Are we approaching over-saturation? Is there a craft coffee bubble?
Kohmescher in brief: “We’re nowhere close.”Room for all?
Coffee Works coffee director John Shahabian considers his cafe-roastery “wave two point five.”
Coffee Works built off Peet’s Coffee and went further, building relationships with farms and producing lighter roasts when no one else was locally. But Coffee Works employees still bag blackened French Roast beans behind the counter and love to blend—a rarity in the current single-origin-obsessed third-wave landscape.
“It’s a matter of taste, and I absolutely respect if you like dark coffee, bold flavors and sharp, peppery notes,” Shahabian says. “I think that’s awesome and you shouldn’t scoff at it … We blend the mentalities.”
Oh, the scoffing. If not the tattooed baristas and minimalist decor, third wave coffee shops have become nationally known for snooty attitudes. That’s not so much the case in Sacramento. Starbucks dark roast lovers and Temple drinkers—and everyone in between—seem to coexist peacefully.
It helps that people like Lucky Rodrigues, co-owner of Insight, make specialty coffee so approachable. And to those who are still scared, he teaches free classes weekly—roasting, home brewing, tasting.

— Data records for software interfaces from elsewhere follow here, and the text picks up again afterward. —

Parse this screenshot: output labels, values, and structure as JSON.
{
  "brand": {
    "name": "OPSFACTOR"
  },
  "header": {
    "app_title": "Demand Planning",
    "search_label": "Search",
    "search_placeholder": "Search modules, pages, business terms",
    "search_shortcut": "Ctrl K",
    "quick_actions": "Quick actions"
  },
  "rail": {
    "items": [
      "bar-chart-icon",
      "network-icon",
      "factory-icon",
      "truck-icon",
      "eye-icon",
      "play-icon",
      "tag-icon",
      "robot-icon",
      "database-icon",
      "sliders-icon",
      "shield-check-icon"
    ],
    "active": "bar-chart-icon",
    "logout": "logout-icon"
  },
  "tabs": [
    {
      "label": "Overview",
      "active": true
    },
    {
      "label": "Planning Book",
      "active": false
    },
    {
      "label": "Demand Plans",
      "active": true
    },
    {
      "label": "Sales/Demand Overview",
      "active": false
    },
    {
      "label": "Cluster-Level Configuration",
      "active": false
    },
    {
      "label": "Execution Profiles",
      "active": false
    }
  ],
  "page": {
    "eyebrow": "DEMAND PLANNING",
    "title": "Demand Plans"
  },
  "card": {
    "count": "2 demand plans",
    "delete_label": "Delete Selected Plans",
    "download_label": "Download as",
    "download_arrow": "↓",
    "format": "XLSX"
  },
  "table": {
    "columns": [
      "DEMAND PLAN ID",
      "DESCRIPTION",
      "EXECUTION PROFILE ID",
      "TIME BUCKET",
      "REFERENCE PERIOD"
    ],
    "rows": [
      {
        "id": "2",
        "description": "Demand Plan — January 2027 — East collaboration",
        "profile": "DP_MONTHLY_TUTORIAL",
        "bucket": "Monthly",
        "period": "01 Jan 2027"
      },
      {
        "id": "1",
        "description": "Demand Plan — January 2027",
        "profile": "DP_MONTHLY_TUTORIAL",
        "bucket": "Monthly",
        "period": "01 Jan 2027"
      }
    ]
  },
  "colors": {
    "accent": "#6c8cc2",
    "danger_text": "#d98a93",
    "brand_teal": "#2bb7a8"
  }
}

Yes, free classes beyond Specialty Coffee Week.
At a recent class, he said even people who consider themselves coffee connoisseurs are often daunted when it comes to brewing a simple cup at home.
“It should have the same level of intimidation as making your own pancakes,” he said.
And then he explained said simplicity, with a fun attitude and no pretension.
Temple and Chocolate Fish also hold regular classes—with a fee—and artisan coffee proponents agree that more education is always better.
“Once people become knowledgeable—whether it’s about their tasting palate, or where coffees come from, different varietals, different regions and farms—the ritual we do every single day just becomes more exciting,” Kohmescher says.